Since there are only two characters in this story, and since they are very different in so many ways, it would seem that a comparison and contrast between Walter Mitty and his wife would be an excellent topic for an essay.
Walter Mitty is an introvert. His wife is an extrovert. This combination is not unusual in marriages. Either the husband or the wife takes care of practical matters, including social activities. It is often the husband who is introspective and the wife who takes over the planning and the doing. This can work out successfully for both partners, as C.G. Jung states in his book Psychological Types.
It actually has worked out for Mr. and Mrs. Mitty. They seem to be permanently married. She complains about him but is not thinking of getting a divorce because she apparently enjoys mothering him. He is an extreme introvert and needs somebody to look after him, to pick out his clothes and tell him what to wear. He escapes from her in his imagination but apparently will never decide to escape from her through divorce.
Mitty has a vivid imagination. His wife has no imagination at all. Mitty is quiet. His wife is vociferous. They must have things in common which can be identified in a compare and contrast essay; otherwise they wouldn't stay together. They don't have any children but they do have a puppy. They must both like dogs. They both seem to enjoy domesticity, comfort, routine, respectability, security--that sort of thing.

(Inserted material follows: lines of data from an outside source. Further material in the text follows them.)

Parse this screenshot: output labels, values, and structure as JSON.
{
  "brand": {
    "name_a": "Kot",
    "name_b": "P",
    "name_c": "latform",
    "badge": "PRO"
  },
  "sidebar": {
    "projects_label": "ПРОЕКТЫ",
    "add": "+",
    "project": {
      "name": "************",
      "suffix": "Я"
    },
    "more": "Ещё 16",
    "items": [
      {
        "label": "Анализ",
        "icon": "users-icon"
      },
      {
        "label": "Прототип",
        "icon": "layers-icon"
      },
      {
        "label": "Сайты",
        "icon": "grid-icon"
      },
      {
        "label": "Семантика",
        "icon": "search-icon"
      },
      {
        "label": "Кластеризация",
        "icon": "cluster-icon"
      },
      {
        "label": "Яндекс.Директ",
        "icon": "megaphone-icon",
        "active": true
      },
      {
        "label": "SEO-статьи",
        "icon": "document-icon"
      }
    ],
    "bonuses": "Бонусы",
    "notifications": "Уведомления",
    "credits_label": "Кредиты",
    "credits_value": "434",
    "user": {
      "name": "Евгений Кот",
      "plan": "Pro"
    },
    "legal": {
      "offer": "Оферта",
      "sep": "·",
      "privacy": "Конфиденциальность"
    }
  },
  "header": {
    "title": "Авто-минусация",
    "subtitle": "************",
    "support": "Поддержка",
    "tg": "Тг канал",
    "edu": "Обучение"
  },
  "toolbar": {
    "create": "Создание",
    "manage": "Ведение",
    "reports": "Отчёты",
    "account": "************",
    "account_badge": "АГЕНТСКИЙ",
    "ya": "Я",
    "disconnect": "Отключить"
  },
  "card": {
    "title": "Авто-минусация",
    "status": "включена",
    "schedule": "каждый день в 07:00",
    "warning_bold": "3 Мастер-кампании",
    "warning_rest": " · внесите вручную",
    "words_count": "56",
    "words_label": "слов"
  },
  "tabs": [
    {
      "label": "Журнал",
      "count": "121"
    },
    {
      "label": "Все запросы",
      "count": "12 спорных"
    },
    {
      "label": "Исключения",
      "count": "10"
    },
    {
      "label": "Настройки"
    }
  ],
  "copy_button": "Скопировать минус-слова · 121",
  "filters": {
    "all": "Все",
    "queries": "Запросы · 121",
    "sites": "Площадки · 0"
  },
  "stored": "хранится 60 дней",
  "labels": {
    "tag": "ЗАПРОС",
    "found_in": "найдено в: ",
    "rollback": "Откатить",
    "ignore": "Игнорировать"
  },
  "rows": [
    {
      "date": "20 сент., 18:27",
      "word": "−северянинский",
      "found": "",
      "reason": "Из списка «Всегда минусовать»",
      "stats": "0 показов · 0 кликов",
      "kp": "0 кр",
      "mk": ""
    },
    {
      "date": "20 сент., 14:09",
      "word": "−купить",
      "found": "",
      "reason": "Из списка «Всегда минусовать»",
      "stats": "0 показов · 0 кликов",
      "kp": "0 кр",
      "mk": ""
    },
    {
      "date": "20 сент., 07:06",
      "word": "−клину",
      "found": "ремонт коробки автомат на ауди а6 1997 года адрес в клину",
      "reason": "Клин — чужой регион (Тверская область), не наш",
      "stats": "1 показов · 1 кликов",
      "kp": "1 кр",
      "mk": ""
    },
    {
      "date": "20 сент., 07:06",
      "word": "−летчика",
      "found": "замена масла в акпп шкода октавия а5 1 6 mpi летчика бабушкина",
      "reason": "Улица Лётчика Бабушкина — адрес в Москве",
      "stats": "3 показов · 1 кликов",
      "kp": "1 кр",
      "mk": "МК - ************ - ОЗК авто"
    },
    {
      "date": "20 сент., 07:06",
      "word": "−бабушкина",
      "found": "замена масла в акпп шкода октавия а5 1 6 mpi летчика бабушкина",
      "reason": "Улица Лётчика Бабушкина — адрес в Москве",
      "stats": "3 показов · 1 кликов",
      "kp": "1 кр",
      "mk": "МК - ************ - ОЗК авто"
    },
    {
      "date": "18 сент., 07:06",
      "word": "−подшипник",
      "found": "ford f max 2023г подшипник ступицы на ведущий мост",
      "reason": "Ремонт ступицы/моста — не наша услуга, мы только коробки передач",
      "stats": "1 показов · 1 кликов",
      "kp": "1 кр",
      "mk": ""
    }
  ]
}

They don't fight or argue, as some of Thurber's other married couples do. (For example, "The Breaking Up of the Winships" and "A Couple of Hamburgers," both reprinted in Thurber's My World and Welcome to It and in The Thurber Carnival.)
Only once in the story does Mitty show any rebelliousness.
"I was thinking," said Walter Mitty. "Does it ever occur to you that I am sometimes thinking?" She looked at him. "I'm going to take your temperature when I get you home," she said.